Photo of a flawed diamond from the Wikipedia page “Perfect is the enemy of the good.”

My good friend Steve Phillips sent me some inspirational quotes for Camp Nanowrimo — which starts on Wednesday, in case you’re interested!

“A good plan violently executed now is better than a perfect plan executed next week.” George S. Patton

“The perfect is the enemy of the good.” Voltaire

“Better a diamond with a flaw than a pebble without.” Confucius

“Striving to be better, oft we mar what’s well.” Shakespeare, King Lear

The Pareto Principle: it takes 20% of the work to complete 80% of the work. (And believe me, that last 20% of the work really does take 80% of the effort.)

“Give them the third-best to go on with; the second-best comes too late, [and] the best never comes.” Sir Robert Watson-Watt, the developer of early warning radar for the British in World War II.

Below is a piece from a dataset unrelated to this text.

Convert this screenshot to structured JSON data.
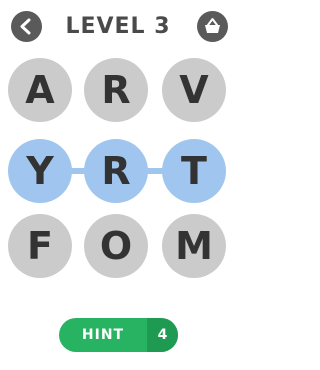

I’m all about making the story as good as I can, but now is not that time!